Instructions for the task -
Omit the pictures and copy the entries exactly.

Material provided -

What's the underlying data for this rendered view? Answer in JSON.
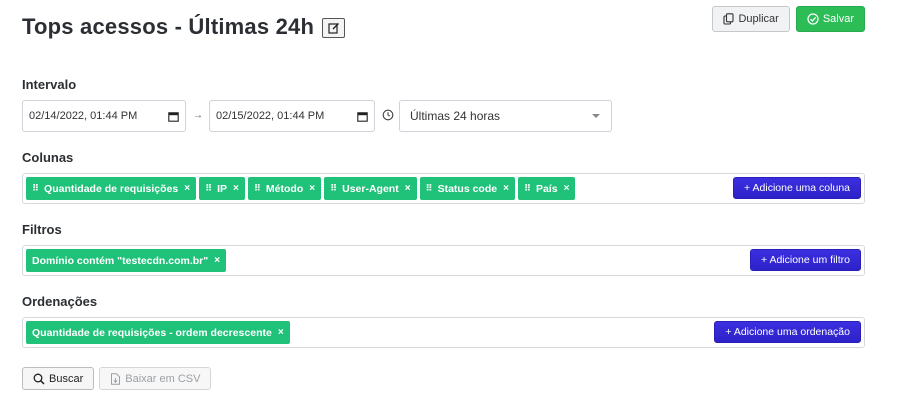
{
  "header": {
    "title": "Tops acessos - Últimas 24h",
    "duplicate_label": "Duplicar",
    "save_label": "Salvar"
  },
  "interval": {
    "label": "Intervalo",
    "start": "02/14/2022, 01:44 PM",
    "arrow": "→",
    "end": "02/15/2022, 01:44 PM",
    "range_value": "Últimas 24 horas"
  },
  "columns": {
    "label": "Colunas",
    "items": [
      {
        "label": "Quantidade de requisições"
      },
      {
        "label": "IP"
      },
      {
        "label": "Método"
      },
      {
        "label": "User-Agent"
      },
      {
        "label": "Status code"
      },
      {
        "label": "País"
      }
    ],
    "add_label": "+ Adicione uma coluna"
  },
  "filters": {
    "label": "Filtros",
    "items": [
      {
        "label": "Domínio contém \"testecdn.com.br\""
      }
    ],
    "add_label": "+ Adicione um filtro"
  },
  "orderings": {
    "label": "Ordenações",
    "items": [
      {
        "label": "Quantidade de requisições - ordem decrescente"
      }
    ],
    "add_label": "+ Adicione uma ordenação"
  },
  "footer": {
    "search_label": "Buscar",
    "csv_label": "Baixar em CSV"
  },
  "colors": {
    "chip": "#20c27a",
    "primary": "#2d22c8",
    "success": "#2dbd57"
  }
}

Exercise result -
What's the underlying data for this rendered view? Answer in JSON.
{
  "header": {
    "title": "Tops acessos - Últimas 24h",
    "duplicate_label": "Duplicar",
    "save_label": "Salvar"
  },
  "interval": {
    "label": "Intervalo",
    "start": "02/14/2022, 01:44 PM",
    "arrow": "→",
    "end": "02/15/2022, 01:44 PM",
    "range_value": "Últimas 24 horas"
  },
  "columns": {
    "label": "Colunas",
    "items": [
      {
        "label": "Quantidade de requisições"
      },
      {
        "label": "IP"
      },
      {
        "label": "Método"
      },
      {
        "label": "User-Agent"
      },
      {
        "label": "Status code"
      },
      {
        "label": "País"
      }
    ],
    "add_label": "+ Adicione uma coluna"
  },
  "filters": {
    "label": "Filtros",
    "items": [
      {
        "label": "Domínio contém \"testecdn.com.br\""
      }
    ],
    "add_label": "+ Adicione um filtro"
  },
  "orderings": {
    "label": "Ordenações",
    "items": [
      {
        "label": "Quantidade de requisições - ordem decrescente"
      }
    ],
    "add_label": "+ Adicione uma ordenação"
  },
  "footer": {
    "search_label": "Buscar",
    "csv_label": "Baixar em CSV"
  },
  "colors": {
    "chip": "#20c27a",
    "primary": "#2d22c8",
    "success": "#2dbd57"
  }
}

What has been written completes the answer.